Artistic Director & Conductor: Mark Shapiro
Gesualdo: Tribulationem et dolorem
Gesualdo: Ave dulcissima Maria - Jason Wirth
Gesualdo: O vos omnes
Brad and Doug Balliett: A Gnostic Passion
Ariadne Greif: Soprano
Catherine Gregory: Flute
Brad Balliett: Bassoon
Ashley Jackson: Harp
Jason Wirth: Piano
Doug Balliett: Double Bass
After the grand-scale Baroque spectacle of Handel's Giulio Cesare and the more intimate classical eclecticism of the Tokyo String Quartet's ultimate New York performance last weekend, my mom and I were more than ready to tread fearlessly onto the unchartered territory that would be Cantori New York's world premiere of A Gnostic Passion. At least, as every adventurous and discriminating choral music lover in New York City knows, nobody would ever be able to accuse them of playing it safe by reheating an umpteenth Carmina Burana.
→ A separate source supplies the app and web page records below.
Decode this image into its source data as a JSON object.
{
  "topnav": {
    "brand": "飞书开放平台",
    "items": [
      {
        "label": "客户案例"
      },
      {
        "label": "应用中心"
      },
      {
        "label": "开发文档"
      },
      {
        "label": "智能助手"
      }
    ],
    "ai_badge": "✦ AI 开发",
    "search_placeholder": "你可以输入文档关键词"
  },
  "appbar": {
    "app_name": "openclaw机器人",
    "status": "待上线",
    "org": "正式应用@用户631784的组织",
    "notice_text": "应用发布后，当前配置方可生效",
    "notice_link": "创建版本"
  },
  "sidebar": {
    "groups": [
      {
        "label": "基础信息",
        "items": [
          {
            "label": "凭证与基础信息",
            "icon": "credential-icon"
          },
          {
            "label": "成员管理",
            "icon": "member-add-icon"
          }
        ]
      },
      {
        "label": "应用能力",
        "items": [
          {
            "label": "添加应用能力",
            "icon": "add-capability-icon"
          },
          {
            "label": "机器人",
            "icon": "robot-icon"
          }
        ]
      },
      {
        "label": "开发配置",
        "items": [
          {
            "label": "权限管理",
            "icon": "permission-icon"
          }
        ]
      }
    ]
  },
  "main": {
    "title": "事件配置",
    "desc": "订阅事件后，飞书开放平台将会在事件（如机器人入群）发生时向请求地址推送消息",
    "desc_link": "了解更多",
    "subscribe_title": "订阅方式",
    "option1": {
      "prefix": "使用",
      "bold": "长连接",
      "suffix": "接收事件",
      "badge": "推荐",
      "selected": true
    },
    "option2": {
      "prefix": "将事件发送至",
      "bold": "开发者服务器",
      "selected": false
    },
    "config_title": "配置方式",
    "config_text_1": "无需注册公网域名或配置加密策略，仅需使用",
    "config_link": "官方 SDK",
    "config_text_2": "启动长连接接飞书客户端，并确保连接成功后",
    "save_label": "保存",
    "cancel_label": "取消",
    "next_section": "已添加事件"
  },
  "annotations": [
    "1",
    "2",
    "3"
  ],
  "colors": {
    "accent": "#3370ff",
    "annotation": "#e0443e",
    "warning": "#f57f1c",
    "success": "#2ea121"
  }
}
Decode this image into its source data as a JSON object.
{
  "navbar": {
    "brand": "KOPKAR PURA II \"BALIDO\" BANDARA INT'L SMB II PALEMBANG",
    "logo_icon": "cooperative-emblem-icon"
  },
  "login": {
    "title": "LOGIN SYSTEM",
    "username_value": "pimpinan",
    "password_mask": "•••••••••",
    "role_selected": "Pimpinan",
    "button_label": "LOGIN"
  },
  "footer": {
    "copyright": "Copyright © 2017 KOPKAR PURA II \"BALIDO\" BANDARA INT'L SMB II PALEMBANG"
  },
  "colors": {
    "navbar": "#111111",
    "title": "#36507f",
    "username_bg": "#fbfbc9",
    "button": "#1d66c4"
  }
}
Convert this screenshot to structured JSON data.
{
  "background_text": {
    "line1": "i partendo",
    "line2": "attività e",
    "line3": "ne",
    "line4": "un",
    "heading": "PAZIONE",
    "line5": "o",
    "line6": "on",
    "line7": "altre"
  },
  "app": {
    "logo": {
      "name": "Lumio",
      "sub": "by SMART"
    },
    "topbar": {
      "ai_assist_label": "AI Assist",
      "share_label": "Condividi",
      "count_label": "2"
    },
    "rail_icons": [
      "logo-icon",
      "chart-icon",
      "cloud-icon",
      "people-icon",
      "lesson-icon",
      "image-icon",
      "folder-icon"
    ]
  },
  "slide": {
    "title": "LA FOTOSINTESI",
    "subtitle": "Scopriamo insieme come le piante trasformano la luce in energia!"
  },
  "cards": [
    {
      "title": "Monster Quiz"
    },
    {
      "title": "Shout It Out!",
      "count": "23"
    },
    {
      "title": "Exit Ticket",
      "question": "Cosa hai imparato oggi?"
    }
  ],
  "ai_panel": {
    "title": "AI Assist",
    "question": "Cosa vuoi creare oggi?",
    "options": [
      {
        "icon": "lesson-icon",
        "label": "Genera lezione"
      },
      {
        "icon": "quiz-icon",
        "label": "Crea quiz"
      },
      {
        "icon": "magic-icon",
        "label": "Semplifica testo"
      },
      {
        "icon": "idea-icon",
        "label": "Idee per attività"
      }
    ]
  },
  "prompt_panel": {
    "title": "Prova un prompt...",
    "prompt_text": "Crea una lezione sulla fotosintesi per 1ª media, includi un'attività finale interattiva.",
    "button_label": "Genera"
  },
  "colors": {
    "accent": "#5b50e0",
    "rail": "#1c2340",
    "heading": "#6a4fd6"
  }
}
Written by twin brothers Brad and Doug Balliett, this collaborative composition started with a collection of controversial Biblical accounts of the Passion of Christ - taking place either in a cave or on the cross - that were suppressed until recently. Then they were all individually put to music. This brand new experience had been described to me as "Bach meets Jesus Christ Superstar" and "weird, but in the best possible way", all the more reasons to heed the call and head down to the Village's lovely Church of St. Luke in the Fields expecting the unexpected.
And sure enough, the unexpected manifested itself right away with an unannounced, small but guiltily satisfying amuse-bouche in the form of three sacred miniatures by Italian Renaissance composer, aristocrat and murderer Duke Carlo Gesualdo, who died exactly 400 years ago and whose name has consequently been appearing on quite a few programs this year. The concert therefore started on a highly dramatic and boldly harmonious note. Although homicide should of course not be recommended as a source of inspiration, it looks like Gesualdo's colorful life deeply influenced his remarkable art, and I could not help but feel grateful for it.
Then we moved on to the substantial main course after a short introduction by the composers themselves, who were doing double duty by playing the bassoon and the double bass. Inspired by random, often unorthodox, occasionally simultaneous, episodes from the Acts of John, brought to vibrant life by various combinations of human voices and instrumental sounds under the firm baton of Mark Shapiro, and vividly enhanced by the friendly acoustics of the church, A Gnostic Passion publicly took off for the very first time on Saturday night.
The chorus/Jesus made its grand entrance with a startling call to John, who just as powerfully responded through soprano Ariadne Greif, and pretty much set the tone for the next hour or so, which would include unheard-of religious scenes, underlying classical music influences and plenty of Broadway-style pizzazz (Not a word I'd typically associate with Cantori, but then again, they unfailingly expand my vocabulary every time I hear them.).
That was not all as between Part I and II sprung up the second unexpected treat du jour, a bona fede sonata da chiesa that not only integrated very well into the whole work, but was also a perfectly self-contained showpiece for the tight ensemble of talented musicians. The harp, in particular, which too often tends to be drowned by other louder instruments, was able to make itself beautifully heard and remind us all of its intrinsically dainty qualities.
Ariadne Greif, who first of all needs to be commended for bravely stepping in with a just a few days' notice, did not let anything like a very brief preparation time stop her from giving a fiercely committed performance, her supple and assertive voice ferociously rising above the chorus or harmoniously blending in. I thought she particularly distinguished herself in the mesmerizing aria "I Didn't Suffer", which had the immediately infectious power of a brilliant pop song while still projecting the haunting nature of unexplained divinity.
In this rich kaleidoscope of Passion vignettes, some of them naturally stood out more strongly than others. "The Litany", for one, had been described as a "list of all the parts of the hand/wrist that a nail would pass through", and I was not sure if I was ready for that. The live version, however, turned out to be a downright engaging study in anatomy, complete with an attractive musical background hinting at a Romanticism-spiked Baroque trio sonata. Another undisputed highlight was the two "Round Dance" episodes surrounding the "Strange Feats", which had a genially groovy rhythm to them and gave plenty of opportunities to both chorus and soloist to winningly play off each other and together.
It all ended kind of abruptly, but not before Jesus admonished us all through John that any worship should be kept between him and the worshipper and, presumably, should not be either broadcast or force-fed to unsuspecting audiences. The audience on Saturday night, on the other hand, happily made it through the entire ride and was obviously feeling all the more uplifted by it. As my mom put it, it had been "unusual", indeed, but in the best possible way.